Container gardening becomes a challenging task in the winter and during cold weather because soil in a pot could potentially freeze. This is why you have to follow several important rules when trying to create a container garden in a cold climate.
Choose the Right Containers
There are so many possibilities for plant containers, how do you choose the ones that will withstand the effects of the cold weather?
Every container that you pick should have drainage holes that allow the moisture to leave the soil. Adding some rocks, sand or gravel at the bottom of the container before adding the soil will improve the drainage even further.
Choose a material that will remain intact despite low temperatures. Ceramic pots, for example, will possibly crack. Thin plastic is a bad idea, as well. The best materials for cold climate plant containers include metal, stone, concrete, fiberglass and thick plastic.
Choose the Right Plants
Some plants are very sensitive and incapable of surviving in cold climates. Whether you want to plant flowers or vegetables, the selection of the right plant species will be determining for the outcome of your efforts.

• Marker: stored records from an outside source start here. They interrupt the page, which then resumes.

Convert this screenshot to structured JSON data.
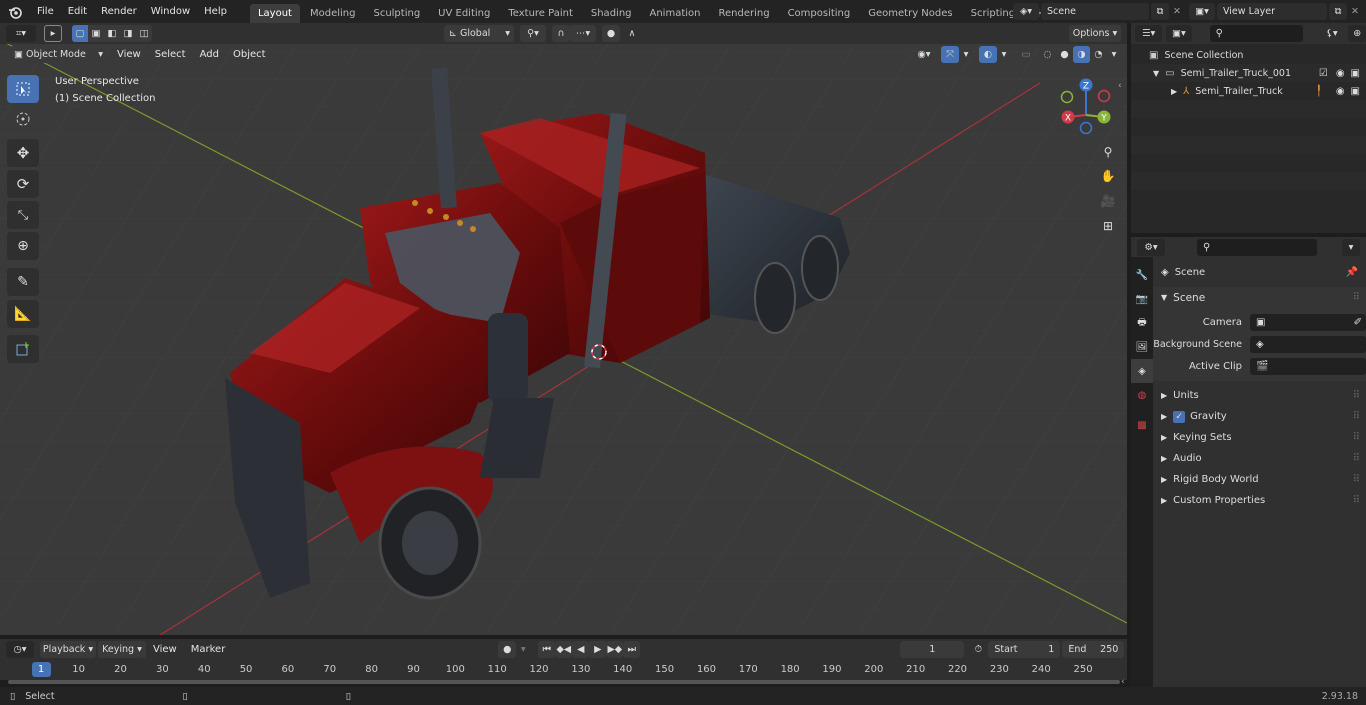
{
  "menu": [
    "File",
    "Edit",
    "Render",
    "Window",
    "Help"
  ],
  "workspaces": [
    "Layout",
    "Modeling",
    "Sculpting",
    "UV Editing",
    "Texture Paint",
    "Shading",
    "Animation",
    "Rendering",
    "Compositing",
    "Geometry Nodes",
    "Scripting"
  ],
  "active_workspace": "Layout",
  "scene_name": "Scene",
  "view_layer": "View Layer",
  "viewport": {
    "mode": "Object Mode",
    "menus": [
      "View",
      "Select",
      "Add",
      "Object"
    ],
    "transform_orientation": "Global",
    "options_label": "Options",
    "perspective_label": "User Perspective",
    "collection_label": "(1) Scene Collection",
    "gizmo_axes": {
      "z": "Z",
      "y": "Y",
      "x": "X"
    }
  },
  "outliner": {
    "search_placeholder": "",
    "root": "Scene Collection",
    "items": [
      {
        "name": "Semi_Trailer_Truck_001"
      },
      {
        "name": "Semi_Trailer_Truck"
      }
    ]
  },
  "properties": {
    "context": "Scene",
    "section": "Scene",
    "fields": [
      {
        "label": "Camera",
        "value": ""
      },
      {
        "label": "Background Scene",
        "value": ""
      },
      {
        "label": "Active Clip",
        "value": ""
      }
    ],
    "panels": [
      "Units",
      "Gravity",
      "Keying Sets",
      "Audio",
      "Rigid Body World",
      "Custom Properties"
    ],
    "gravity_checked": true
  },
  "timeline": {
    "menus": [
      "Playback",
      "Keying",
      "View",
      "Marker"
    ],
    "current_frame": "1",
    "start_label": "Start",
    "start": "1",
    "end_label": "End",
    "end": "250",
    "ticks": [
      "1",
      "10",
      "20",
      "30",
      "40",
      "50",
      "60",
      "70",
      "80",
      "90",
      "100",
      "110",
      "120",
      "130",
      "140",
      "150",
      "160",
      "170",
      "180",
      "190",
      "200",
      "210",
      "220",
      "230",
      "240",
      "250"
    ]
  },
  "status": {
    "left": "Select",
    "version": "2.93.18"
  },
  "colors": {
    "accent": "#4772b3",
    "x_axis": "#d03a4a",
    "y_axis": "#8ab33a",
    "z_axis": "#3a78d0",
    "truck_red": "#7a1010"
  }
}
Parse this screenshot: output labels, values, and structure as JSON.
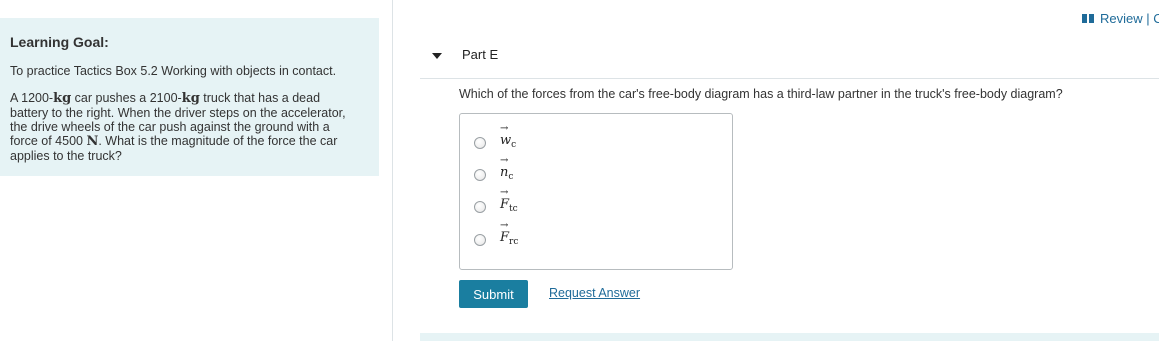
{
  "learning_goal": {
    "title": "Learning Goal:",
    "intro": "To practice Tactics Box 5.2 Working with objects in contact.",
    "body_p1": "A 1200-",
    "unit_kg": "kg",
    "body_p2": " car pushes a 2100-",
    "body_p3": " truck that has a dead battery to the right. When the driver steps on the accelerator, the drive wheels of the car push against the ground with a force of 4500 ",
    "unit_N": "N",
    "body_p4": ". What is the magnitude of the force the car applies to the truck?"
  },
  "header": {
    "review_label": "Review | C"
  },
  "part": {
    "title": "Part E",
    "question": "Which of the forces from the car's free-body diagram has a third-law partner in the truck's free-body diagram?"
  },
  "options": [
    {
      "symbol": "w",
      "sub": "c"
    },
    {
      "symbol": "n",
      "sub": "c"
    },
    {
      "symbol": "F",
      "sub": "tc"
    },
    {
      "symbol": "F",
      "sub": "rc"
    }
  ],
  "actions": {
    "submit_label": "Submit",
    "request_label": "Request Answer"
  },
  "colors": {
    "panel_bg": "#e6f3f5",
    "accent": "#1a7ea0",
    "link": "#1f6b99"
  }
}
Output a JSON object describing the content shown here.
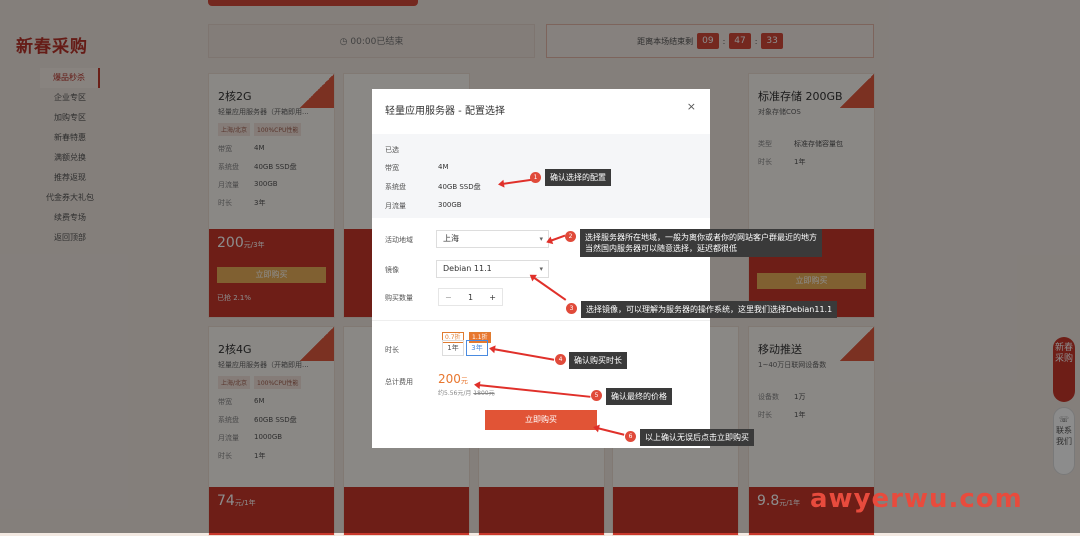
{
  "logo": "新春采购",
  "sidebar": [
    {
      "label": "爆品秒杀",
      "active": true
    },
    {
      "label": "企业专区"
    },
    {
      "label": "加购专区"
    },
    {
      "label": "新春特惠"
    },
    {
      "label": "满额兑换"
    },
    {
      "label": "推荐返现"
    },
    {
      "label": "代金券大礼包"
    },
    {
      "label": "续费专场"
    },
    {
      "label": "返回顶部"
    }
  ],
  "timer": {
    "ended": "00:00已结束",
    "label": "距离本场结束剩",
    "h": "09",
    "m": "47",
    "s": "33"
  },
  "cards": [
    {
      "title": "2核2G",
      "sub": "轻量应用服务器（开箱即用...",
      "tag1": "上海/北京",
      "tag2": "100%CPU性能",
      "bw_k": "带宽",
      "bw": "4M",
      "disk_k": "系统盘",
      "disk": "40GB SSD盘",
      "flow_k": "月流量",
      "flow": "300GB",
      "dur_k": "时长",
      "dur": "3年",
      "price": "200",
      "punit": "元/3年",
      "buy": "立即购买",
      "sold": "已抢 2.1%"
    },
    {
      "title": "2核4G",
      "sub": "轻量应用服务器（开箱即用...",
      "tag1": "上海/北京",
      "tag2": "100%CPU性能",
      "bw_k": "带宽",
      "bw": "6M",
      "disk_k": "系统盘",
      "disk": "60GB SSD盘",
      "flow_k": "月流量",
      "flow": "1000GB",
      "dur_k": "时长",
      "dur": "1年",
      "price": "74",
      "punit": "元/1年"
    }
  ],
  "card_right": {
    "title": "标准存储 200GB",
    "sub": "对象存储COS",
    "k1": "类型",
    "v1": "标准存储容量包",
    "k2": "时长",
    "v2": "1年",
    "buy": "立即购买"
  },
  "card_right2": {
    "title": "移动推送",
    "sub": "1~40万日联网设备数",
    "k1": "设备数",
    "v1": "1万",
    "k2": "时长",
    "v2": "1年",
    "price": "9.8",
    "punit": "元/1年"
  },
  "modal": {
    "title": "轻量应用服务器 - 配置选择",
    "close": "×",
    "selected": "已选",
    "bw_k": "带宽",
    "bw": "4M",
    "disk_k": "系统盘",
    "disk": "40GB SSD盘",
    "flow_k": "月流量",
    "flow": "300GB",
    "region_k": "活动地域",
    "region": "上海",
    "image_k": "镜像",
    "image": "Debian 11.1",
    "qty_k": "购买数量",
    "qty": "1",
    "minus": "−",
    "plus": "+",
    "dur_k": "时长",
    "dur1": "1年",
    "dur2": "3年",
    "tag1": "0.7折",
    "tag2": "1.1折",
    "total_k": "总计费用",
    "total": "200",
    "total_unit": "元",
    "per": "约5.56元/月",
    "orig": "1800元",
    "buy": "立即购买"
  },
  "annotations": {
    "a1": "确认选择的配置",
    "a2_line1": "选择服务器所在地域，一般为离你或者你的网站客户群最近的地方",
    "a2_line2": "当然国内服务器可以随意选择，延迟都很低",
    "a3": "选择镜像，可以理解为服务器的操作系统，这里我们选择Debian11.1",
    "a4": "确认购买时长",
    "a5": "确认最终的价格",
    "a6": "以上确认无误后点击立即购买"
  },
  "float": {
    "a": "新春采购",
    "b": "联系我们"
  },
  "watermark": "awyerwu.com"
}
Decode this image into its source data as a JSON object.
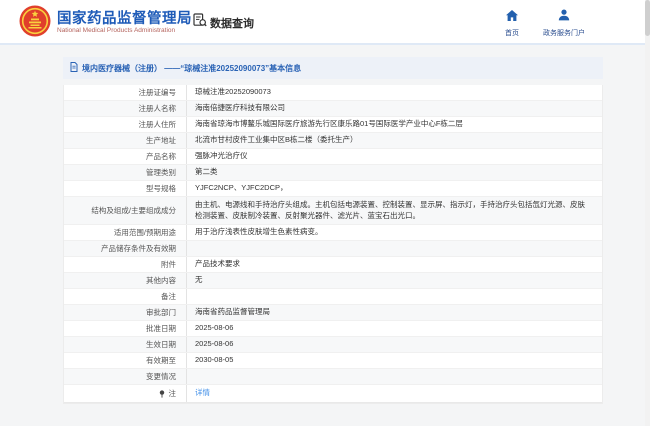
{
  "header": {
    "brand": {
      "title": "国家药品监督管理局",
      "subtitle": "National Medical Products Administration",
      "emblem_icon": "china-national-emblem"
    },
    "data_query": {
      "label": "数据查询",
      "icon": "doc-search-icon"
    },
    "nav": [
      {
        "label": "首页",
        "icon": "home-icon"
      },
      {
        "label": "政务服务门户",
        "icon": "user-icon"
      }
    ]
  },
  "breadcrumb": {
    "icon": "document-icon",
    "text": "境内医疗器械（注册） ——“琼械注准20252090073”基本信息"
  },
  "table": {
    "rows": [
      {
        "label": "注册证编号",
        "value": "琼械注准20252090073"
      },
      {
        "label": "注册人名称",
        "value": "海南倍捷医疗科技有限公司"
      },
      {
        "label": "注册人住所",
        "value": "海南省琼海市博鳌乐城国际医疗旅游先行区康乐路01号国际医学产业中心F栋二层"
      },
      {
        "label": "生产地址",
        "value": "北流市甘村皮件工业集中区B栋二楼（委托生产）"
      },
      {
        "label": "产品名称",
        "value": "强脉冲光治疗仪"
      },
      {
        "label": "管理类别",
        "value": "第二类"
      },
      {
        "label": "型号规格",
        "value": "YJFC2NCP、YJFC2DCP，"
      },
      {
        "label": "结构及组成/主要组成成分",
        "value": "由主机、电源线和手持治疗头组成。主机包括电源装置、控制装置、显示屏、指示灯，手持治疗头包括氙灯光源、皮肤检测装置、皮肤制冷装置、反射聚光器件、滤光片、蓝宝石出光口。",
        "tall": true
      },
      {
        "label": "适用范围/预期用途",
        "value": "用于治疗浅表性皮肤增生色素性病变。"
      },
      {
        "label": "产品储存条件及有效期",
        "value": ""
      },
      {
        "label": "附件",
        "value": "产品技术要求"
      },
      {
        "label": "其他内容",
        "value": "无"
      },
      {
        "label": "备注",
        "value": ""
      },
      {
        "label": "审批部门",
        "value": "海南省药品监督管理局"
      },
      {
        "label": "批准日期",
        "value": "2025-08-06"
      },
      {
        "label": "生效日期",
        "value": "2025-08-06"
      },
      {
        "label": "有效期至",
        "value": "2030-08-05"
      },
      {
        "label": "变更情况",
        "value": ""
      },
      {
        "label": "注",
        "label_icon": "pin-icon",
        "value": "详情",
        "link": true,
        "last": true
      }
    ]
  },
  "colors": {
    "brand_blue": "#1e5bb8",
    "subtitle_red": "#b5655f",
    "nav_blue": "#2360ae",
    "crumb_blue": "#2a63b5",
    "crumb_bg": "#edf1f8",
    "link_blue": "#3f8ee8",
    "stripe_gray": "#f7f8f9",
    "emblem_red": "#e03f2c",
    "emblem_gold": "#f9d03e"
  }
}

Regional plants are the best ones because they are accustomed to the climate. Refrain from trying exotic species because they will need a lot of heat and sunlight.
Hardy plants that will thrive in cold climates include ivy, coral bells, sedum, smokebush, winter pansies, heather, aster, chrysanthemum, dwarf hemlock, flowering kale, sedge, licorice plant, hens-and-chicks, fountaingrass and strawflowers.
These plants are tough and capable of surviving during the autumn and the winter. Make sure you follow the plant care instructions for optimal results.
Taking Care of Your Plants in Cold Climates
The manner in which you fertilize, water and protect your plants from the cold will determine their growth.
Start fertilizing a few weeks before the first frost date is expected in your region. All of the new growth should take place while the weather is still relatively mild. The cold and the frost will otherwise kill the delicate new leaves and stems.
There are several things you can do to winter proof your containers and to prevent them from freezing. Wrapping the pots in an old blanket is one of the easiest ways to keep the plant roots inside warm. Refrain from placing your pots on a concrete surface. When the weather is cold, concrete will drain away the warmth from the pots.
A plant lamp will provide your garden with the light needed for plant growth during the cold, cloudy months. The plant lamp or grow light stimulates essential processes by emitting a spectrum of light that is suitable for plant photosynthesis.
Finally, consider moving the pots indoor during excessively cold days. When the temperatures are too low, your attempts to keep the pots warm may be inefficient.
Gardening in a cold climate requires more preparatory steps and care than growing plants in containers during warm months. Still, you will achieve success by following a few basic steps. Good drainage and making sure that the containers are warm enough will ensure the wellbeing of your plants. The selection of hardy species will enhance your gardening efforts even further.